But Jawbox’s first stop on the tour was in my town, and it was phenomenal. Zach Barocas seemed to defy physics with his drumming, Robbins and Barbot were impeccably intertwined, and Kim Coletta’s bass runs, unabashed expression of joy, and fabulous stage-stomping were the glue of sincerity between it all. There were no interstitial tuning noises, no giant backdrop, no cheeky intro or extraneous theatrics other than a required opening sample for “FF=66” that would have felt empty without. They put it all on stage just as they did in the 90’s, but with a sense that the world had finally caught up to Jawbox and everything was on the same wavelength, finally. We all sang happy birthday to Robbins and he seemed genuinely touched. The old dudes eventually started moshing, big city Boston grumps and old-timers breaking out from their crossed-arms to dance to the impossible, happening live on stage in front of us.
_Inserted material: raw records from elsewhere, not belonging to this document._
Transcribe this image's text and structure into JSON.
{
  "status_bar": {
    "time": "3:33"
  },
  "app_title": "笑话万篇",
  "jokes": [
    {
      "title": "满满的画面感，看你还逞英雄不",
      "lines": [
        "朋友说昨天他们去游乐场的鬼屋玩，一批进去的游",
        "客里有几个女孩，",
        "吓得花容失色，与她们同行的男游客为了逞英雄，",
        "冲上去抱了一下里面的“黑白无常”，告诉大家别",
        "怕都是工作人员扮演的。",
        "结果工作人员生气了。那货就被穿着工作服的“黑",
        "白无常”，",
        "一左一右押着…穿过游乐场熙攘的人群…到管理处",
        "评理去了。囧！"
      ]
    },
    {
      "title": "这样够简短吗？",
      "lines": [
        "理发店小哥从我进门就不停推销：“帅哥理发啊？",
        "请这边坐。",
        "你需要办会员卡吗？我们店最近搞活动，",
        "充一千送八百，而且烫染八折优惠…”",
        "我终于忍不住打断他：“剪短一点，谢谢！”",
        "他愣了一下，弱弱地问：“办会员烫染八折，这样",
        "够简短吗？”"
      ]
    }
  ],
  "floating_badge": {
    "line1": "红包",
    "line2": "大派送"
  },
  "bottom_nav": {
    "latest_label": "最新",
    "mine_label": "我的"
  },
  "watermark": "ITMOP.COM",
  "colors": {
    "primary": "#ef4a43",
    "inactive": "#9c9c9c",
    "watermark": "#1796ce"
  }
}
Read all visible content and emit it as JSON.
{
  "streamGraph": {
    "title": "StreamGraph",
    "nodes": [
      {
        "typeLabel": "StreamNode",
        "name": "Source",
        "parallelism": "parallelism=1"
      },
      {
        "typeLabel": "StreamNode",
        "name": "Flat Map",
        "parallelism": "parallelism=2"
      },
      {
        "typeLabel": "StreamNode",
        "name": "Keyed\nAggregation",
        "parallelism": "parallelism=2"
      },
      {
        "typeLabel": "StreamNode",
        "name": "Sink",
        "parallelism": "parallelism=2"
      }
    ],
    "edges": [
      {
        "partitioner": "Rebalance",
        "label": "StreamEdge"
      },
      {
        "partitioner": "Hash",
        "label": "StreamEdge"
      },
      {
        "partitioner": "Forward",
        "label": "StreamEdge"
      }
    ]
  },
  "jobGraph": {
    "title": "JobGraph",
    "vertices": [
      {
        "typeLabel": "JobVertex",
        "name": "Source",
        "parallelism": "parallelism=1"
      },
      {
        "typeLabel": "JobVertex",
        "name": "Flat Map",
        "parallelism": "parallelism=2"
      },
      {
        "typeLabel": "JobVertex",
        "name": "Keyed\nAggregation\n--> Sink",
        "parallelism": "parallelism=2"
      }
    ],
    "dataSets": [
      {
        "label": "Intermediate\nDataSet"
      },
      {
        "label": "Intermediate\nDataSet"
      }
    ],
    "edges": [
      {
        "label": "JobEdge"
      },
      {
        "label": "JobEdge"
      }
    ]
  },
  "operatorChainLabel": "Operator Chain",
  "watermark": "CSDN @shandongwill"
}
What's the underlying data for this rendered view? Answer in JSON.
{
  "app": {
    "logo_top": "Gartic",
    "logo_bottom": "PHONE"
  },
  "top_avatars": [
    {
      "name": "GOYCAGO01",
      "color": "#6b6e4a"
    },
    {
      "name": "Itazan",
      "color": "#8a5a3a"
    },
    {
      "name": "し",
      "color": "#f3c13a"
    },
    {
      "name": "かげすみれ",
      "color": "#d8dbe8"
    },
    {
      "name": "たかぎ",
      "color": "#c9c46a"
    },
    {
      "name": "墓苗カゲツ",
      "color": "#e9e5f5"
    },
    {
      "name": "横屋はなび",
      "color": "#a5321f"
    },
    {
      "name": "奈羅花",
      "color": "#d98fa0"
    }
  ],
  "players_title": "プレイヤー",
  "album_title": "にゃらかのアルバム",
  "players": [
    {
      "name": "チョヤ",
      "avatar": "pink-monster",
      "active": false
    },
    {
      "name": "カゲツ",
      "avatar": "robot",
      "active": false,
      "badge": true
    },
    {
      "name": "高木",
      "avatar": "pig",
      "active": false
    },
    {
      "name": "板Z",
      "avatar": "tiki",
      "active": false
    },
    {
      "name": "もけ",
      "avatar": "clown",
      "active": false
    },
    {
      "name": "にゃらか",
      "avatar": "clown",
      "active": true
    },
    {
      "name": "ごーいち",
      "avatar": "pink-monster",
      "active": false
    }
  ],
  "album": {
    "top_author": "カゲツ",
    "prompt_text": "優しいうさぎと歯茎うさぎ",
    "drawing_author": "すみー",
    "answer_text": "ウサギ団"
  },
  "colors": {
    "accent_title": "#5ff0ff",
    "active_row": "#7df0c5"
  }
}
A lot of great shows come and go, but I’m still floating on this one, and will be for a long time I think. I didn’t get a chance to say thanks to anyone on the band personally, but it no longer felt necessary, and maybe I just couldn’t formulate a worthwhile half-truth this time around. It’s enough to have followed Robbins through his musical career, which is still going strong with the recent release of his expansive and cumulative first “solo” album Un-Becoming, not to mention his time with Office of Future Plans and the incendiary Report Suspicious Activity. Robbins has never stopped, but it’s wonderful to have been given the gift of Jawbox at least one more time, especially as they reap reap a fuller expression of the joy and energy that is conducted through those of us who listen, and have been listening, all along.